Recorded data -
★ ★ ★
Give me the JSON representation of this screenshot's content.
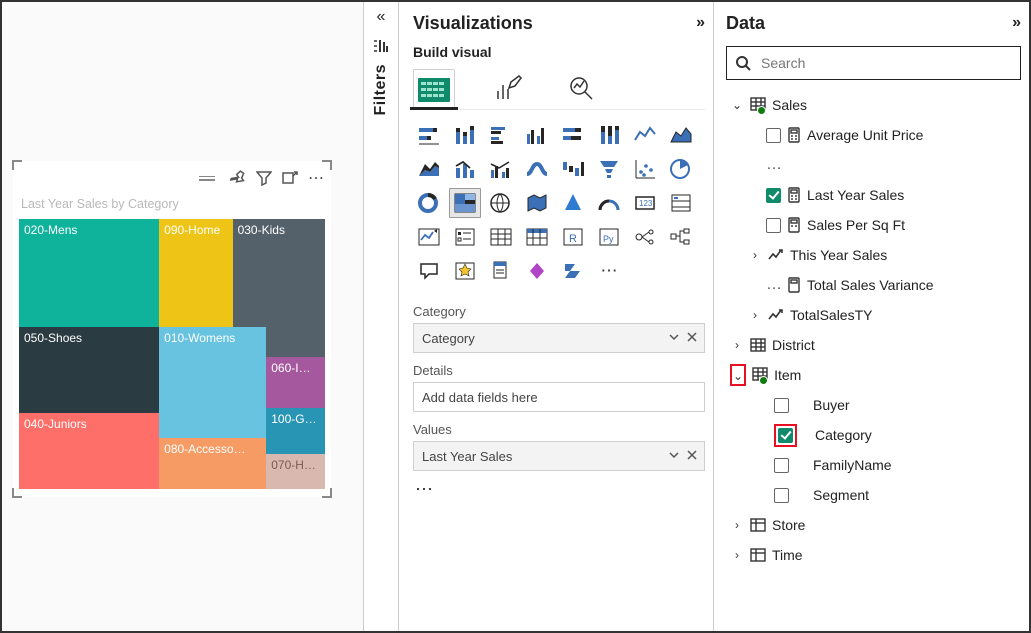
{
  "panes": {
    "filters": {
      "label": "Filters"
    },
    "visualizations": {
      "title": "Visualizations",
      "subtitle": "Build visual"
    },
    "data": {
      "title": "Data",
      "search_placeholder": "Search"
    }
  },
  "treemap_title": "Last Year Sales by Category",
  "chart_data": {
    "type": "treemap",
    "title": "Last Year Sales by Category",
    "note": "Tile areas approximate relative Last Year Sales share; numeric values are not shown in the visual so only relative sizes are estimated.",
    "tiles": [
      {
        "label": "020-Mens",
        "approx_share": 0.2,
        "color": "#0fb29b"
      },
      {
        "label": "090-Home",
        "approx_share": 0.1,
        "color": "#eec416"
      },
      {
        "label": "030-Kids",
        "approx_share": 0.12,
        "color": "#55616a"
      },
      {
        "label": "050-Shoes",
        "approx_share": 0.14,
        "color": "#2b3b42"
      },
      {
        "label": "010-Womens",
        "approx_share": 0.13,
        "color": "#67c3e0"
      },
      {
        "label": "060-I…",
        "approx_share": 0.05,
        "color": "#a6589e"
      },
      {
        "label": "040-Juniors",
        "approx_share": 0.12,
        "color": "#ff6f69"
      },
      {
        "label": "100-G…",
        "approx_share": 0.05,
        "color": "#2895b5"
      },
      {
        "label": "080-Accesso…",
        "approx_share": 0.06,
        "color": "#f59b63"
      },
      {
        "label": "070-H…",
        "approx_share": 0.03,
        "color": "#d9b8b0"
      }
    ]
  },
  "field_wells": {
    "category_label": "Category",
    "category_value": "Category",
    "details_label": "Details",
    "details_value": "Add data fields here",
    "values_label": "Values",
    "values_value": "Last Year Sales"
  },
  "data_tree": {
    "sales": {
      "label": "Sales",
      "fields": {
        "avg_unit_price": "Average Unit Price",
        "last_year_sales": "Last Year Sales",
        "sales_per_sq_ft": "Sales Per Sq Ft",
        "this_year_sales": "This Year Sales",
        "total_sales_variance": "Total Sales Variance",
        "total_sales_ty": "TotalSalesTY"
      }
    },
    "district": "District",
    "item": {
      "label": "Item",
      "fields": {
        "buyer": "Buyer",
        "category": "Category",
        "family_name": "FamilyName",
        "segment": "Segment"
      }
    },
    "store": "Store",
    "time": "Time"
  }
}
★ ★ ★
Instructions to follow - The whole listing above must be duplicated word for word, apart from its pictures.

Output for this exercise -
Give me the JSON representation of this screenshot's content.
{
  "panes": {
    "filters": {
      "label": "Filters"
    },
    "visualizations": {
      "title": "Visualizations",
      "subtitle": "Build visual"
    },
    "data": {
      "title": "Data",
      "search_placeholder": "Search"
    }
  },
  "treemap_title": "Last Year Sales by Category",
  "chart_data": {
    "type": "treemap",
    "title": "Last Year Sales by Category",
    "note": "Tile areas approximate relative Last Year Sales share; numeric values are not shown in the visual so only relative sizes are estimated.",
    "tiles": [
      {
        "label": "020-Mens",
        "approx_share": 0.2,
        "color": "#0fb29b"
      },
      {
        "label": "090-Home",
        "approx_share": 0.1,
        "color": "#eec416"
      },
      {
        "label": "030-Kids",
        "approx_share": 0.12,
        "color": "#55616a"
      },
      {
        "label": "050-Shoes",
        "approx_share": 0.14,
        "color": "#2b3b42"
      },
      {
        "label": "010-Womens",
        "approx_share": 0.13,
        "color": "#67c3e0"
      },
      {
        "label": "060-I…",
        "approx_share": 0.05,
        "color": "#a6589e"
      },
      {
        "label": "040-Juniors",
        "approx_share": 0.12,
        "color": "#ff6f69"
      },
      {
        "label": "100-G…",
        "approx_share": 0.05,
        "color": "#2895b5"
      },
      {
        "label": "080-Accesso…",
        "approx_share": 0.06,
        "color": "#f59b63"
      },
      {
        "label": "070-H…",
        "approx_share": 0.03,
        "color": "#d9b8b0"
      }
    ]
  },
  "field_wells": {
    "category_label": "Category",
    "category_value": "Category",
    "details_label": "Details",
    "details_value": "Add data fields here",
    "values_label": "Values",
    "values_value": "Last Year Sales"
  },
  "data_tree": {
    "sales": {
      "label": "Sales",
      "fields": {
        "avg_unit_price": "Average Unit Price",
        "last_year_sales": "Last Year Sales",
        "sales_per_sq_ft": "Sales Per Sq Ft",
        "this_year_sales": "This Year Sales",
        "total_sales_variance": "Total Sales Variance",
        "total_sales_ty": "TotalSalesTY"
      }
    },
    "district": "District",
    "item": {
      "label": "Item",
      "fields": {
        "buyer": "Buyer",
        "category": "Category",
        "family_name": "FamilyName",
        "segment": "Segment"
      }
    },
    "store": "Store",
    "time": "Time"
  }
}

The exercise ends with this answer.